6 Best Movies to Watch by J. Smith-Cameron

Staff & contributors

Written and directed by Academy-Award-winning Kenneth Lonergan (Manchester by the Sea, Gangs of New York), you can certainly count on the qualities of this subtle, beautiful, and moving drama about two siblings growing apart and reuniting later in life.

An Academy-Award-nominated Laura Linney plays Sammy, a single mother in a small town who is extremely protective of her 8-year-old son. When her younger and somewhat troubled brother Terry (played by the ever-reliable Mark Ruffalo) visits her out of the blue, Sammy has to deal with a slew of contradicting emotions towards her brother, whose appearance threatens to upend her life as she knew it.

Straight, thoughtful, and beautifully crafted, You Can Count on Me is an honest and genuine exploration of unconditional love in celluloid form. Think of it as much more hopeful The Skeleton Twins.

Genre: Drama, Family

Actor: Adam LeFevre, Amy Ryan, Betsy Aidem, Gaby Hoffmann, Halley Feiffer, J. Smith-Cameron, Jon Tenney, Josh Lucas, Kenneth Lonergan, Laura Linney, Lisa Altomare, Mark Ruffalo, Matthew Broderick, Michael Countryman, Nina Garbiras, Rory Culkin, Whitney Vance

Director: Kenneth Lonergan

Rating: R

Those familiar with John Green’s many book-to-movie adaptations (The Fault in Our Stars, Paper Towns) will recognize the author’s signature quirks in Turtles All the Way Down. There are kids who spout out quotable quotes and love interests too gorgeous to be real. But just the same, teenagers are given a fuller and deeper understanding here, which is Green’s best trademark and true strength. Helped by Director Hannah Mark’s strong vision, Turtles All the Way Down is a relatable and heartwarming look into the gnawing pain that can come with growing up. Specifically, the film invites us into the troubled mind of Aza, who suffers from debilitating OCD. It’s a realistic (and never pitiful) assessment of how anxious teens navigate love, friendship, and maybe most notable of all, money. There’s a focus on economic realities here that feels fitting and wise in this day and age. Many people forget how keenly aware young people are of money, and it’s refreshing to see it play out here, even if it’s just in the peripheral.

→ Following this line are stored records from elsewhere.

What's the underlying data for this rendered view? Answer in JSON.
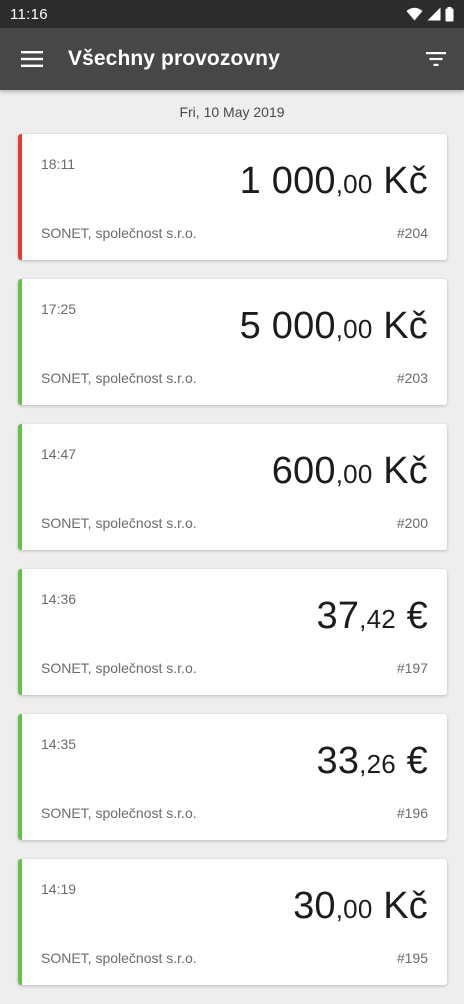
{
  "status_bar": {
    "time": "11:16",
    "icons": [
      "wifi-icon",
      "signal-icon",
      "battery-icon"
    ]
  },
  "app_bar": {
    "title": "Všechny provozovny",
    "menu_icon": "menu-icon",
    "filter_icon": "filter-icon"
  },
  "date_header": "Fri, 10 May 2019",
  "colors": {
    "status_bar": "#2c2c2c",
    "app_bar": "#474747",
    "stripe_red": "#e53935",
    "stripe_green": "#62c24a",
    "background": "#eeeeee"
  },
  "transactions": [
    {
      "time": "18:11",
      "amount_int": "1 000",
      "amount_dec": ",00",
      "currency": " Kč",
      "company": "SONET, společnost s.r.o.",
      "number": "#204",
      "status": "red"
    },
    {
      "time": "17:25",
      "amount_int": "5 000",
      "amount_dec": ",00",
      "currency": " Kč",
      "company": "SONET, společnost s.r.o.",
      "number": "#203",
      "status": "green"
    },
    {
      "time": "14:47",
      "amount_int": "600",
      "amount_dec": ",00",
      "currency": " Kč",
      "company": "SONET, společnost s.r.o.",
      "number": "#200",
      "status": "green"
    },
    {
      "time": "14:36",
      "amount_int": "37",
      "amount_dec": ",42",
      "currency": " €",
      "company": "SONET, společnost s.r.o.",
      "number": "#197",
      "status": "green"
    },
    {
      "time": "14:35",
      "amount_int": "33",
      "amount_dec": ",26",
      "currency": " €",
      "company": "SONET, společnost s.r.o.",
      "number": "#196",
      "status": "green"
    },
    {
      "time": "14:19",
      "amount_int": "30",
      "amount_dec": ",00",
      "currency": " Kč",
      "company": "SONET, společnost s.r.o.",
      "number": "#195",
      "status": "green"
    }
  ]
}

Genre: Drama, Romance

Actor: Cree Cicchino, Debby Ryan, Felix Mallard, Hannah Marks, Isabela Merced, J. Smith-Cameron, John Green, Judy Reyes, Kevin Crowley, Maliq Johnson, Poorna Jagannathan, Tim Gooch

Director: Hannah Marks

Rating: PG-13

Christine is about Christine Chubbuck, an awkward and complex reporter who was the first person ever to commit suicide on live TV.

Rebecca Hall is terrific as Chubbuck and goes to great lengths to communicate the personality of her subject matter. The movie might seem slow at times, and her acting off, but it’ll all make sense once she immerses you in the complex reality of the character.

An interesting story and an incredible performance.

Genre: Drama

Actor: Alexandra Paul, Allan Cox, Angela Ray, Anissa Matlock, Anthony Triceri, Antonio Campos, Carl Palmer, David Alexander, Hannah Black, Ian Covell, J. Smith-Cameron, James Rackley, Jayson Warner Smith, John Cullum, John Newberg, John Stockwell, Keith Gordon, Kim Shaw, Kimberley Drummond, Lindsay Ayliffe, Maria Dizzia, Masey McLain, Meghan Strange, Michael C. Hall, Morgan Spector, Rachel Hendrix, Rebecca Hall, Rebecca Koon, Ritchie Montgomery, Robert Prosky, Stacy Hall, Susan Pourfar, Susie Spear Purcell, Timothy Simons, Tracy Letts, Wayne Hughes

Director: Antonio Campos, John Carpenter

Rating: R